Apart from Rivulus’ unusual aeiral adaptations, the genus contains two species that are unique among vertebrates, as well as being the only euryhaline (capable of living in both fresh and salt water) members of the genus. Rivulus maramoratus is from southern Florida, the tip of the Yucatan Peninsula, many of the Caribbean Islands, the northern Venezuela, and Rivulus ocellatus is from the east coast of South America (Spect, 179). These killies are the only auto reproductive hermaphrodites among vertebrates and can breed in fresh or salt water. Each female is a breeding population since they are capable of fertilizing their own eggs to produce perfect clones of themselves. Males of both species do exist and can be produced by incubating the eggs below 68 degrees Fahrenheit (Fromm, 28), but the males are not able to reproduce with the females.
When keeping Rivulus in home aquaria water conditions are not particularly important except when keeping R. xiphidius which prefers soft, acid (below 6.0 pH) water to breed in.
Rivulus species will eat almost anything offered to them, although fry need to be started on newly hatched brine shrimp. Rivulus bondi has even been known to eat paste food made from ground goat guts and oatmeal (Thomason & Taphorn, 108).
Although Rivulus can be kept and bed in small containers, tanks with a two and a half capacity or larger should be used to house and breed smaller species, and larger species such as R. harti, which reaches a total length of six inches (Fromm, 31), should be kept in five gallon tanks or larger.
Since Rivulus are skilled jumpers and can exit through the smallest of openings, their tanks should be well covered with small openings taped up or otherwise covered to prevent their escape.
Most Rivulus are shy fish and need hiding places in aquaria. Usually a large top mop is sufficient for them to hide in.
Breeding of most of the available Rivulus species is not difficult. Most will try to lay their eggs as close to the water surface as possible in top mops, but some have been known to breed in bottom mops or even in gravel. I had a pair of R. milesi that refused to use top and bottom mops, having a preference for breeding in the gravel substrate.

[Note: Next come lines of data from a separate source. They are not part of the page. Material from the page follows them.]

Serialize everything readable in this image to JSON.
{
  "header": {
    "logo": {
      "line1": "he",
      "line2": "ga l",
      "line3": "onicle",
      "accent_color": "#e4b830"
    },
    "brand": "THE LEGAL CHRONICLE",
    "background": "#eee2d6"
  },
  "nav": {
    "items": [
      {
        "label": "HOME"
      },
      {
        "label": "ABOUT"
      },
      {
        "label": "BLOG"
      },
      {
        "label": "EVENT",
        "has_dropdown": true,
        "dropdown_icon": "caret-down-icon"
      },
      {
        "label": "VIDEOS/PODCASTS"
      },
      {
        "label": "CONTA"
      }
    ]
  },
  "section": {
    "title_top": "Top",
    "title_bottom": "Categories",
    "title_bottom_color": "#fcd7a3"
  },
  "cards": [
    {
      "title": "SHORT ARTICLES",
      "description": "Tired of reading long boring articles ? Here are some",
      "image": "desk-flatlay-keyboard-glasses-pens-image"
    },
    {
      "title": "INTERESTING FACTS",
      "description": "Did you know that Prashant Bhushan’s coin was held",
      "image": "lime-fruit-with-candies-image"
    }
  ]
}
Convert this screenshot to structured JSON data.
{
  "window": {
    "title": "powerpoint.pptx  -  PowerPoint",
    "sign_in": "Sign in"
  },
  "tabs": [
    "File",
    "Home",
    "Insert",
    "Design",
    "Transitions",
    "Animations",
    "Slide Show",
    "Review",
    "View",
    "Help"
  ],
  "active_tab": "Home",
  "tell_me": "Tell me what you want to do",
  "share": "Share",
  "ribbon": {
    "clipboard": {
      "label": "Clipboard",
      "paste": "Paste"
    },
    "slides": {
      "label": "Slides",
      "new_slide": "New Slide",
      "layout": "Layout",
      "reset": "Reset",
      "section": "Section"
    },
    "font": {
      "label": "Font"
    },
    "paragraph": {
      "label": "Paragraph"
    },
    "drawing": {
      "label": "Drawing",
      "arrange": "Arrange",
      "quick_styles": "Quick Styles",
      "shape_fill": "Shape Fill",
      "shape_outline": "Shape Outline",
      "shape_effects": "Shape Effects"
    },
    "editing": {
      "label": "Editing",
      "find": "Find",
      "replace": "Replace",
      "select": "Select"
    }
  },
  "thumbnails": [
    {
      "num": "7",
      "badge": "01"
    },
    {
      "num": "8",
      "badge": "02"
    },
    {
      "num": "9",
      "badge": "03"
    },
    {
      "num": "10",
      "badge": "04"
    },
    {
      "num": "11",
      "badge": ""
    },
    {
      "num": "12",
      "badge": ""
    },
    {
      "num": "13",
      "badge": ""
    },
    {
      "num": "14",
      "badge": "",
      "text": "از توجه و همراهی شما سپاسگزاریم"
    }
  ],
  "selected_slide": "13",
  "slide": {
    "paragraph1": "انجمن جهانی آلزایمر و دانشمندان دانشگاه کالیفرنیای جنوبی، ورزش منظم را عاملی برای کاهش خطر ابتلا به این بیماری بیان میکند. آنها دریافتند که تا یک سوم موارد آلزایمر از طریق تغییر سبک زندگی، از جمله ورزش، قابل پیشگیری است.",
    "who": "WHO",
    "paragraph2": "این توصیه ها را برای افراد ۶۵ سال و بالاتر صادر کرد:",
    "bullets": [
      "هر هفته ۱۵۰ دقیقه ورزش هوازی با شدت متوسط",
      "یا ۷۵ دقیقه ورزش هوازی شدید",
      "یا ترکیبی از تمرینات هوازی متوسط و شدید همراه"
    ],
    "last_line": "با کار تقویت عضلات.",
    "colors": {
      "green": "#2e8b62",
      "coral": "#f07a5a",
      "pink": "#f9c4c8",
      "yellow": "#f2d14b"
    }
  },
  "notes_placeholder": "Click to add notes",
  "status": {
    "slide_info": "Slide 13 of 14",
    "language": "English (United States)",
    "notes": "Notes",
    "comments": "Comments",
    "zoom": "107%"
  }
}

The eggs of all Rivulus are large and, subsequently, so are the fry. All Rivulus fry can take newly hatched brine shrimp from the first day. The fry grow moderately fast, usually maturing between four and eight months of age.
Not all Rivulus species are easy to breed, however. In fact, some species such as R. rectocxaudatus, R. glaucus, R. zygonectes, and R. brunneus have probably never been bred. With other species such as R. uroflammeus and R. xiphidius egg production of one to two eggs a day is considered good (Fromm, 33).
- Huber, “A Short Note on a Recent Collection of Rivulus Species (Cyprinodontidae; Pisces) from the Brazilian Coastal Plains”. Journal of the American Killifish Association, Inc. 19:1, 1986.
- Fromm, Dan. “Rivulus as Live Animals”. Journal of the American Killifish Association, Inc. 19:1, 1986.
- Spect, Harry O. “Rivulus maramoratus”. Journal of the American Killifish Association, Inc. 22:5, 1989.
- Thomerson, Jim & Taphorn, Don. “The Caracas Killifish: Rivulus bondi”. Freshwater and Marine Aquarium Magazine, 10 Sept. 1987.